• [YOUR TASK]: Please output the records below in full, exactly as given, but without the images.

• [EXTRACTED DATA]:
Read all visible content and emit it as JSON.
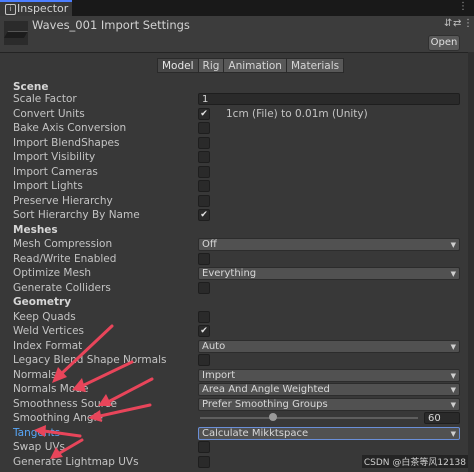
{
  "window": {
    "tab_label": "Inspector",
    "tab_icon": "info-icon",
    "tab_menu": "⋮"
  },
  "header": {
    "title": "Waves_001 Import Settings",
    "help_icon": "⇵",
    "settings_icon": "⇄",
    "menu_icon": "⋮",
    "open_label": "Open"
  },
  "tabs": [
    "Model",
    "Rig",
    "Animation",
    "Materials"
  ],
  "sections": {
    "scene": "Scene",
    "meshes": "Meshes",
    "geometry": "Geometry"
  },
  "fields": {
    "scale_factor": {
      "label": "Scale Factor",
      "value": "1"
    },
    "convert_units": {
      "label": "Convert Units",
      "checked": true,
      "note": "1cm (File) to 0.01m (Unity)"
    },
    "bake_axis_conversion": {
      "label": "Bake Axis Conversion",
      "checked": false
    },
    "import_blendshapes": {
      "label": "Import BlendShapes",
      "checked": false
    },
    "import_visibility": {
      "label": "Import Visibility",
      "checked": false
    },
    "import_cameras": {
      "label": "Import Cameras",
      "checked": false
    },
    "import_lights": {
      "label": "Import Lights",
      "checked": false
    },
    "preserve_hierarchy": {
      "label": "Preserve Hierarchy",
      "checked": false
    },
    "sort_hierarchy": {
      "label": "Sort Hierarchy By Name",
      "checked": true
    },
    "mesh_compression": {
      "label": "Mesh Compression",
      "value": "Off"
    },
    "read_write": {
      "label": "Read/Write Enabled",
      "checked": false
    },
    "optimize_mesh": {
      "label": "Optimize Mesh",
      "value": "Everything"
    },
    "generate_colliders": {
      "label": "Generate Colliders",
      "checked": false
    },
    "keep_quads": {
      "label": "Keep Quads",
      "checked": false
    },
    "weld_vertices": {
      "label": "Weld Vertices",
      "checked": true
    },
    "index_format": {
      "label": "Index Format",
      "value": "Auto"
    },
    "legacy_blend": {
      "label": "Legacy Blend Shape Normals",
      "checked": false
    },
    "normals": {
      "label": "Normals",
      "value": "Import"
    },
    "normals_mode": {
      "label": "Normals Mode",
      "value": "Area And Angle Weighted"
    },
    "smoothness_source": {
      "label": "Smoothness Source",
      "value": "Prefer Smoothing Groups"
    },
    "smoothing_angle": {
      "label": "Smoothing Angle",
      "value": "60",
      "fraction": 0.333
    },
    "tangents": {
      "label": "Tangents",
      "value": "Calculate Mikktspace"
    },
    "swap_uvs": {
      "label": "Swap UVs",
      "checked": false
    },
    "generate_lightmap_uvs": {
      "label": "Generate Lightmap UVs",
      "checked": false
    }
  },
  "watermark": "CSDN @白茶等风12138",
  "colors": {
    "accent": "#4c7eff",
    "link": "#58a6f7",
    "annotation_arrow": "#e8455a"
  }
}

• [YOUR SOLUTION]:
Read all visible content and emit it as JSON.
{
  "window": {
    "tab_label": "Inspector",
    "tab_icon": "info-icon",
    "tab_menu": "⋮"
  },
  "header": {
    "title": "Waves_001 Import Settings",
    "help_icon": "⇵",
    "settings_icon": "⇄",
    "menu_icon": "⋮",
    "open_label": "Open"
  },
  "tabs": [
    "Model",
    "Rig",
    "Animation",
    "Materials"
  ],
  "sections": {
    "scene": "Scene",
    "meshes": "Meshes",
    "geometry": "Geometry"
  },
  "fields": {
    "scale_factor": {
      "label": "Scale Factor",
      "value": "1"
    },
    "convert_units": {
      "label": "Convert Units",
      "checked": true,
      "note": "1cm (File) to 0.01m (Unity)"
    },
    "bake_axis_conversion": {
      "label": "Bake Axis Conversion",
      "checked": false
    },
    "import_blendshapes": {
      "label": "Import BlendShapes",
      "checked": false
    },
    "import_visibility": {
      "label": "Import Visibility",
      "checked": false
    },
    "import_cameras": {
      "label": "Import Cameras",
      "checked": false
    },
    "import_lights": {
      "label": "Import Lights",
      "checked": false
    },
    "preserve_hierarchy": {
      "label": "Preserve Hierarchy",
      "checked": false
    },
    "sort_hierarchy": {
      "label": "Sort Hierarchy By Name",
      "checked": true
    },
    "mesh_compression": {
      "label": "Mesh Compression",
      "value": "Off"
    },
    "read_write": {
      "label": "Read/Write Enabled",
      "checked": false
    },
    "optimize_mesh": {
      "label": "Optimize Mesh",
      "value": "Everything"
    },
    "generate_colliders": {
      "label": "Generate Colliders",
      "checked": false
    },
    "keep_quads": {
      "label": "Keep Quads",
      "checked": false
    },
    "weld_vertices": {
      "label": "Weld Vertices",
      "checked": true
    },
    "index_format": {
      "label": "Index Format",
      "value": "Auto"
    },
    "legacy_blend": {
      "label": "Legacy Blend Shape Normals",
      "checked": false
    },
    "normals": {
      "label": "Normals",
      "value": "Import"
    },
    "normals_mode": {
      "label": "Normals Mode",
      "value": "Area And Angle Weighted"
    },
    "smoothness_source": {
      "label": "Smoothness Source",
      "value": "Prefer Smoothing Groups"
    },
    "smoothing_angle": {
      "label": "Smoothing Angle",
      "value": "60",
      "fraction": 0.333
    },
    "tangents": {
      "label": "Tangents",
      "value": "Calculate Mikktspace"
    },
    "swap_uvs": {
      "label": "Swap UVs",
      "checked": false
    },
    "generate_lightmap_uvs": {
      "label": "Generate Lightmap UVs",
      "checked": false
    }
  },
  "watermark": "CSDN @白茶等风12138",
  "colors": {
    "accent": "#4c7eff",
    "link": "#58a6f7",
    "annotation_arrow": "#e8455a"
  }
}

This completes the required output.